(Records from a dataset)
- - -

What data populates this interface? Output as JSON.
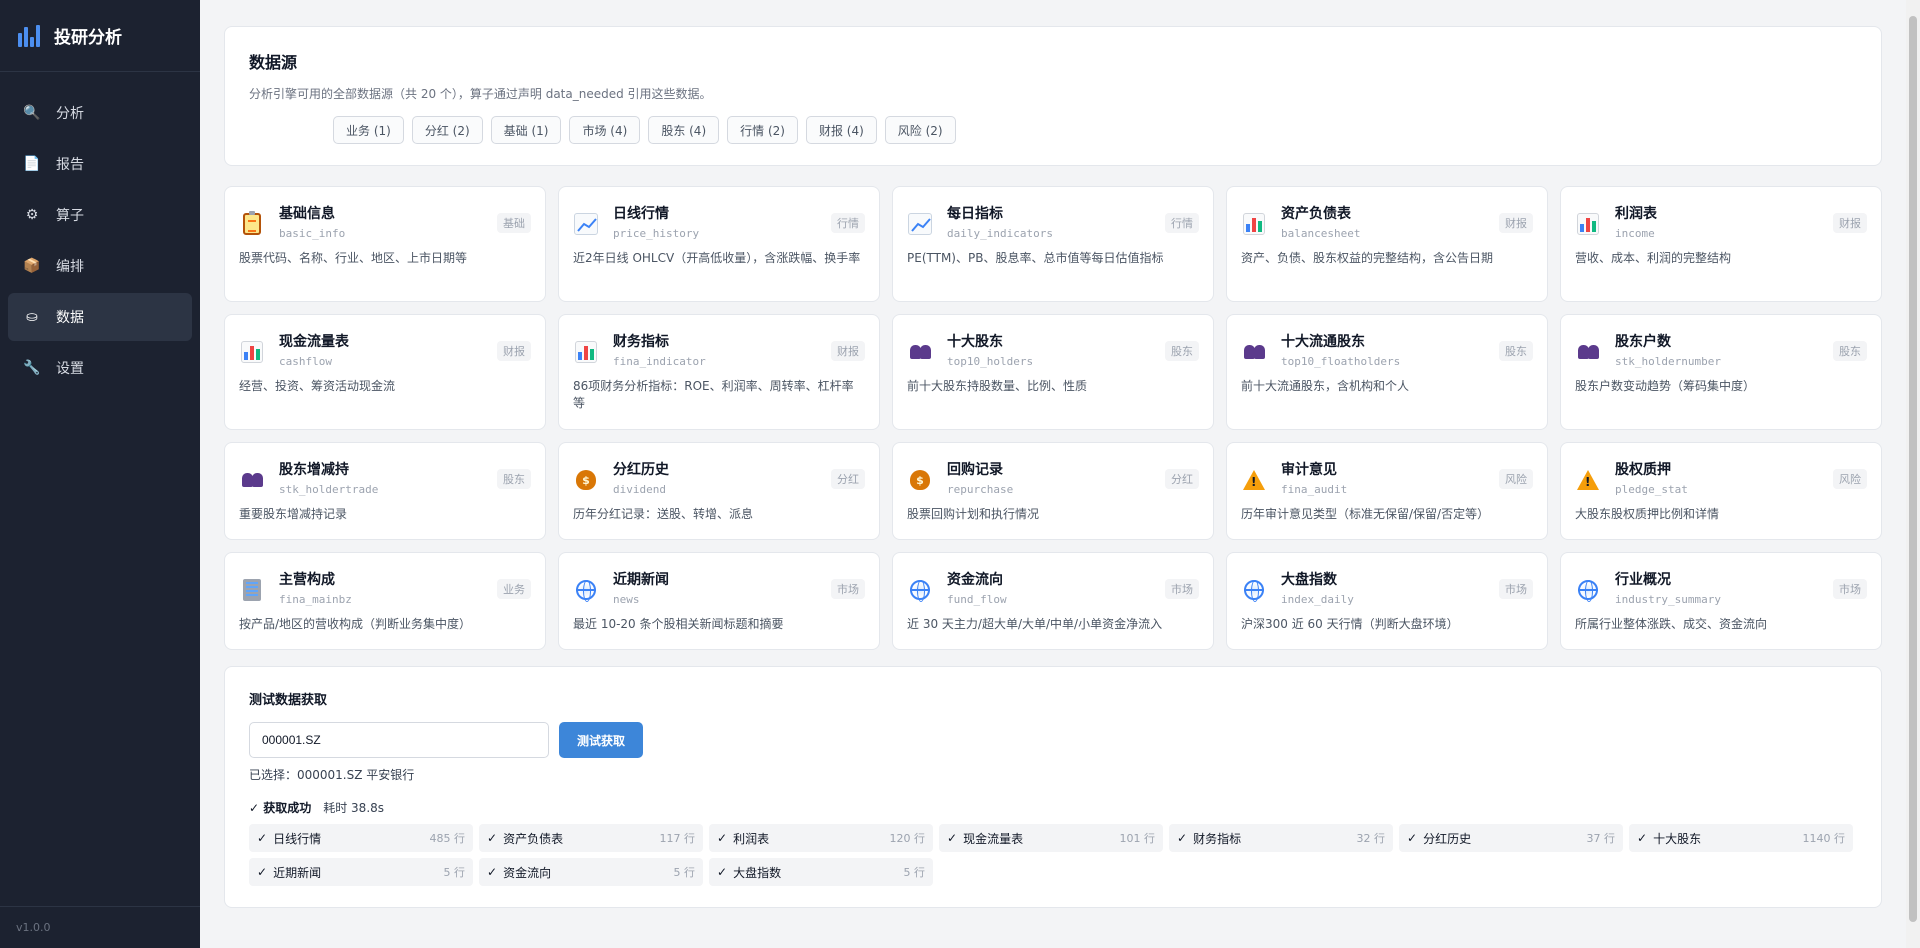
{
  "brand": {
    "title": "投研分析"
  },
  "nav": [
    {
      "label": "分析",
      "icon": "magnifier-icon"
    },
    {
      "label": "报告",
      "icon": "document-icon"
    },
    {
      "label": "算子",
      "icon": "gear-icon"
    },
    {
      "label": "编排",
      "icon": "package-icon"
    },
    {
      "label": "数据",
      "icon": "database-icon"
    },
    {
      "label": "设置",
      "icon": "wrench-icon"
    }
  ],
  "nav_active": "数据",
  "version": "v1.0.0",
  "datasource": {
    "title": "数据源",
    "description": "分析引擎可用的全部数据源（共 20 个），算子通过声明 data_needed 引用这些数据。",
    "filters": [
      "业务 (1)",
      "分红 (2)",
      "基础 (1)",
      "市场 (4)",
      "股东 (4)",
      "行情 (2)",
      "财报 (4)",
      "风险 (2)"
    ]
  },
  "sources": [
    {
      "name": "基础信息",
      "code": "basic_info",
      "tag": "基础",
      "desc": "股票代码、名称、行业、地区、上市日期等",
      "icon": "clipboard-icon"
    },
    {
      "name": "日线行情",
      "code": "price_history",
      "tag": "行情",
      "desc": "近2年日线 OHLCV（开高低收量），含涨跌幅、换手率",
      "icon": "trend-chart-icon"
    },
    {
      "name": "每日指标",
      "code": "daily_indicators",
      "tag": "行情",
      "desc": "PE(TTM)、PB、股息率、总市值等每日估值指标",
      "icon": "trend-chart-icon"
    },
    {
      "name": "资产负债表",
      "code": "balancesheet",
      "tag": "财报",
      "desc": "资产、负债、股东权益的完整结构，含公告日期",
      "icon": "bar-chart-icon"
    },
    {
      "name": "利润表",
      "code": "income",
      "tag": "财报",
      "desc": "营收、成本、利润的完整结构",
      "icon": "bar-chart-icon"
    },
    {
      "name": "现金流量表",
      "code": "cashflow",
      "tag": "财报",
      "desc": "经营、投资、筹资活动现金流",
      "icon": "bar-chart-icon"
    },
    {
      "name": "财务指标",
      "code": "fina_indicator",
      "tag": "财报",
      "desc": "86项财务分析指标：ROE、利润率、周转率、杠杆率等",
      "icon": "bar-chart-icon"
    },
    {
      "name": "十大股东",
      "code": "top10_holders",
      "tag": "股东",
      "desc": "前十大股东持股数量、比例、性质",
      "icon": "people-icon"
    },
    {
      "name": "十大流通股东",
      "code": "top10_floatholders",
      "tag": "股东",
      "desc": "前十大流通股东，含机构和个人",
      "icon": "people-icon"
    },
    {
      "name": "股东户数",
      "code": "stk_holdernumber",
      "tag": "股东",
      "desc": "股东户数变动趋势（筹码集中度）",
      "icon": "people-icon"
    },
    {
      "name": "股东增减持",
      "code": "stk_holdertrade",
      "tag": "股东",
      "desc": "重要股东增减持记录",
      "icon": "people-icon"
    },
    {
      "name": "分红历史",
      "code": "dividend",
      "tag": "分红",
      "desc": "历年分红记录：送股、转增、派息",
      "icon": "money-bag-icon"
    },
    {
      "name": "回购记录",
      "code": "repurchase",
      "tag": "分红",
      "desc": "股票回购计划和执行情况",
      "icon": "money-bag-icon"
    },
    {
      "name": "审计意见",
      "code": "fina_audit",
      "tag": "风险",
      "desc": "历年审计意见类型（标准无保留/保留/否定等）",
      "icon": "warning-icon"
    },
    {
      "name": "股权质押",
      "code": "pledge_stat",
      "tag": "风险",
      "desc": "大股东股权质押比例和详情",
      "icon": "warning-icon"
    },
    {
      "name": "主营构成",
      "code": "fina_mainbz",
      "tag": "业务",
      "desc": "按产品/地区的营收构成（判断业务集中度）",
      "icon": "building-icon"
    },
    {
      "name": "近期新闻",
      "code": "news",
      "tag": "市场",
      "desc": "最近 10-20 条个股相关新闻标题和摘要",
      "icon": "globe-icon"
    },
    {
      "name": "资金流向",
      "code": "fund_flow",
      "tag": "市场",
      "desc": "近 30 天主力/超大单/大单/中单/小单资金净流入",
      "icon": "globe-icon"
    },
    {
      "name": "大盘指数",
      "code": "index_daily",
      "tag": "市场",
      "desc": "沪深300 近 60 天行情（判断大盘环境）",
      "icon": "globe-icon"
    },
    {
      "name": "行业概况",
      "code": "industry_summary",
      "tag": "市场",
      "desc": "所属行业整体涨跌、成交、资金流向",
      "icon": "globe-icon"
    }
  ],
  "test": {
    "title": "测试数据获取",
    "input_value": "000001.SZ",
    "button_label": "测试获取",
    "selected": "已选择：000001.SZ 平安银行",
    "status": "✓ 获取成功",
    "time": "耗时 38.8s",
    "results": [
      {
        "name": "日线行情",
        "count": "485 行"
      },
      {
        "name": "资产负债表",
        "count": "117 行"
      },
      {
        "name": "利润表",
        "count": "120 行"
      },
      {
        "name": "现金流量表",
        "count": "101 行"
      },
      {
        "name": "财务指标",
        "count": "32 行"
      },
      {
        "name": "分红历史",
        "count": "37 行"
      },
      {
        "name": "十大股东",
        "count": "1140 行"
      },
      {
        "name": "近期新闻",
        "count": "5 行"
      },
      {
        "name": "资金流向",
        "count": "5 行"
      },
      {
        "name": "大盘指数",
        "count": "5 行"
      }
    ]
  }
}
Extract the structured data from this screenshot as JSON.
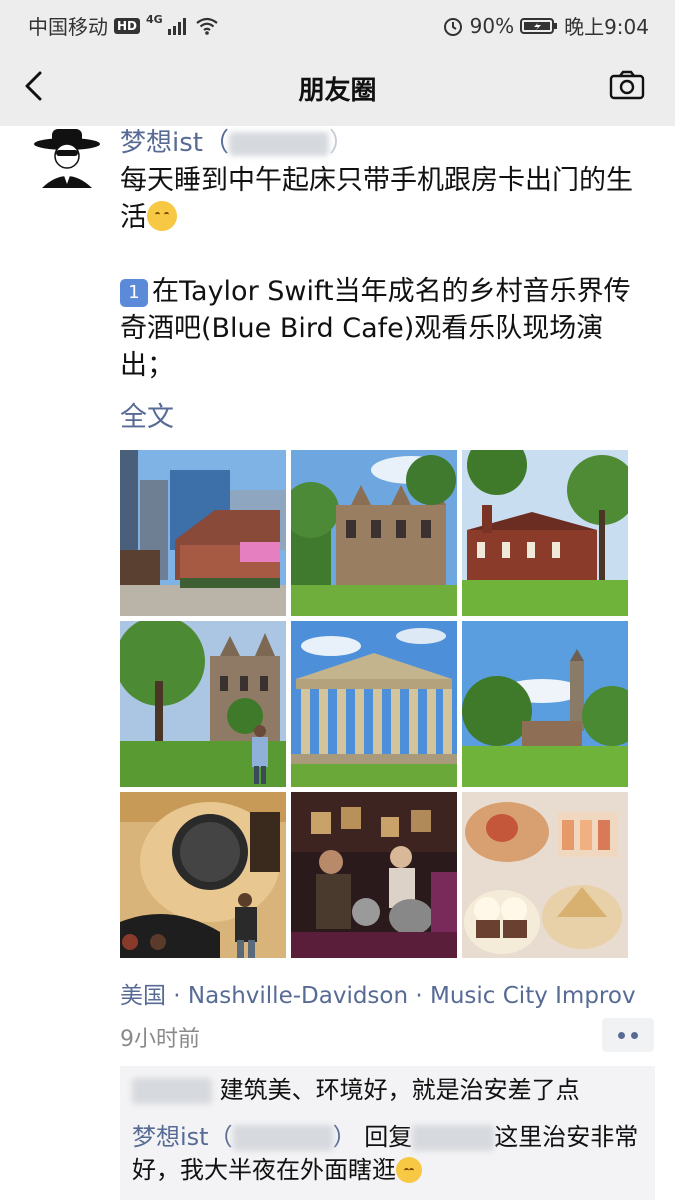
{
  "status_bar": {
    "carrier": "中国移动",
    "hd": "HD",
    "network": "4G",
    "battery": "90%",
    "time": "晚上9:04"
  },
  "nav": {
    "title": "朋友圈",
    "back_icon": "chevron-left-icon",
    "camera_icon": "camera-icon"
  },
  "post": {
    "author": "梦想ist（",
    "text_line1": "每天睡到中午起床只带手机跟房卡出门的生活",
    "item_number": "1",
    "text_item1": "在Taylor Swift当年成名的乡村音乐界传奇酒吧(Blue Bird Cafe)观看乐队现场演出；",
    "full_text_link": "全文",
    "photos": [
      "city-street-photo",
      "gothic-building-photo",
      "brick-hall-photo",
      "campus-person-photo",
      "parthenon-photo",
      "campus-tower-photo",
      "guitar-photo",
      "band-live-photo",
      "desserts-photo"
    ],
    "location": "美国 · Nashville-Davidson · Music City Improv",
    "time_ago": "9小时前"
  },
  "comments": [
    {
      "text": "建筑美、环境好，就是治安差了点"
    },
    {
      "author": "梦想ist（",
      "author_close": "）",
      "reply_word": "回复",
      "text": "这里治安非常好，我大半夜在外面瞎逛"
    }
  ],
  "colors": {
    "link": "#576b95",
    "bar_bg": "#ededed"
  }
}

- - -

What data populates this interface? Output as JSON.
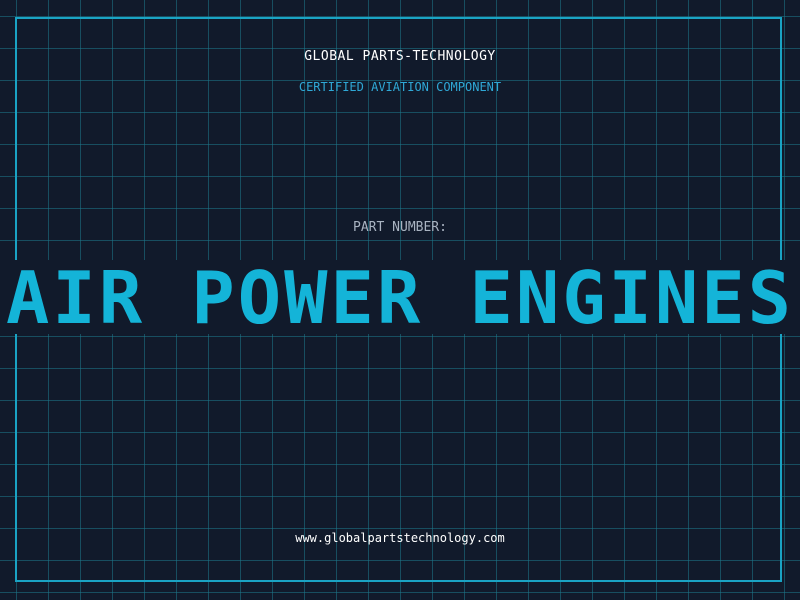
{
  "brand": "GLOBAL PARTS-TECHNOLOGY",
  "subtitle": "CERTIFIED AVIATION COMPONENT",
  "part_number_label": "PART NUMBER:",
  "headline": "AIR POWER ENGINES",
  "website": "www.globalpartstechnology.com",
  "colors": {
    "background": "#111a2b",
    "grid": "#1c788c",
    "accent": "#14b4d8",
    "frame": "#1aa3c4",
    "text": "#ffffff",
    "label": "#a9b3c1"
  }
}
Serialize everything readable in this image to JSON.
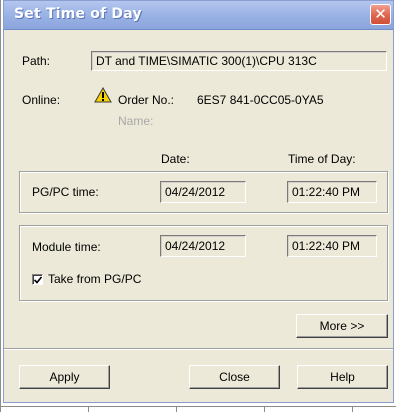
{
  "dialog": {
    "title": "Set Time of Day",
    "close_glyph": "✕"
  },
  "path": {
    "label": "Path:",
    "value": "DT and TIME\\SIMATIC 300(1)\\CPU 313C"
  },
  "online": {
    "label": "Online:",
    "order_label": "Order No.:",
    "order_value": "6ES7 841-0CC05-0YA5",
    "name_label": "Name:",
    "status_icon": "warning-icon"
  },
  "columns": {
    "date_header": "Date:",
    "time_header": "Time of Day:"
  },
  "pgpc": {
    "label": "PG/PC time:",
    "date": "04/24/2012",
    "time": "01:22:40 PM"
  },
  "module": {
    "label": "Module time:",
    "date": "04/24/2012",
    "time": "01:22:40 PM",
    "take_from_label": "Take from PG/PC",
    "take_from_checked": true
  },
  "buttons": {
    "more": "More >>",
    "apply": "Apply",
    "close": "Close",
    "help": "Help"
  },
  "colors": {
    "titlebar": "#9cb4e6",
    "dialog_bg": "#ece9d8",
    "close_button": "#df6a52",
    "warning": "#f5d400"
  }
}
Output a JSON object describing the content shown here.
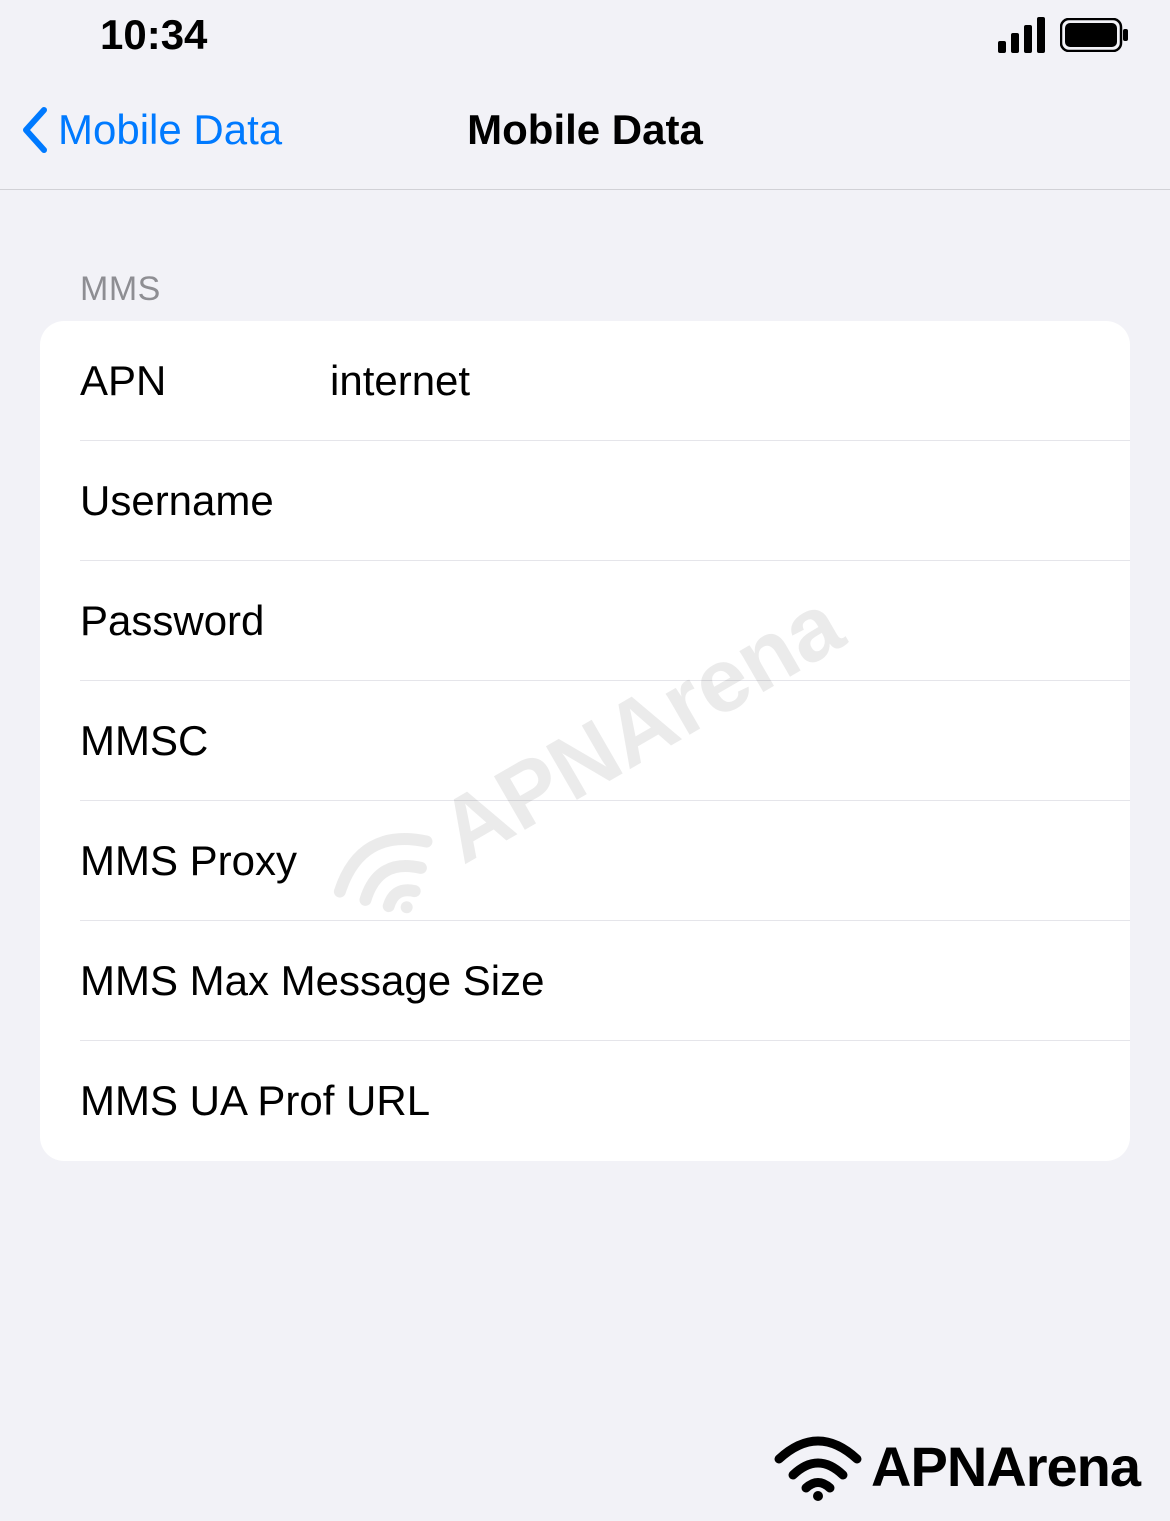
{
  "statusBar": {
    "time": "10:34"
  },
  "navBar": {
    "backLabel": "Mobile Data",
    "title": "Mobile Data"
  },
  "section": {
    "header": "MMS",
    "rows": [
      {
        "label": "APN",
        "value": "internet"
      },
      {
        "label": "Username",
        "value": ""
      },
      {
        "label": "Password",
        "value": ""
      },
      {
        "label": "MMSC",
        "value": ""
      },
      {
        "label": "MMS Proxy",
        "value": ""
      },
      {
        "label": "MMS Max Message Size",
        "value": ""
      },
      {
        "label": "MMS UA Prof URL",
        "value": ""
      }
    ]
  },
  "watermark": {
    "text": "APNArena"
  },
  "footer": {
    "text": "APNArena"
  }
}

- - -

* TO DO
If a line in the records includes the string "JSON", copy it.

* EXERCISE ANSWER
What data populates this interface? Output as JSON.
Extract the structured data from this screenshot as JSON.
What data populates this interface? Output as JSON.
Serialize everything readable in this image to JSON.
Output a JSON object describing the content shown here.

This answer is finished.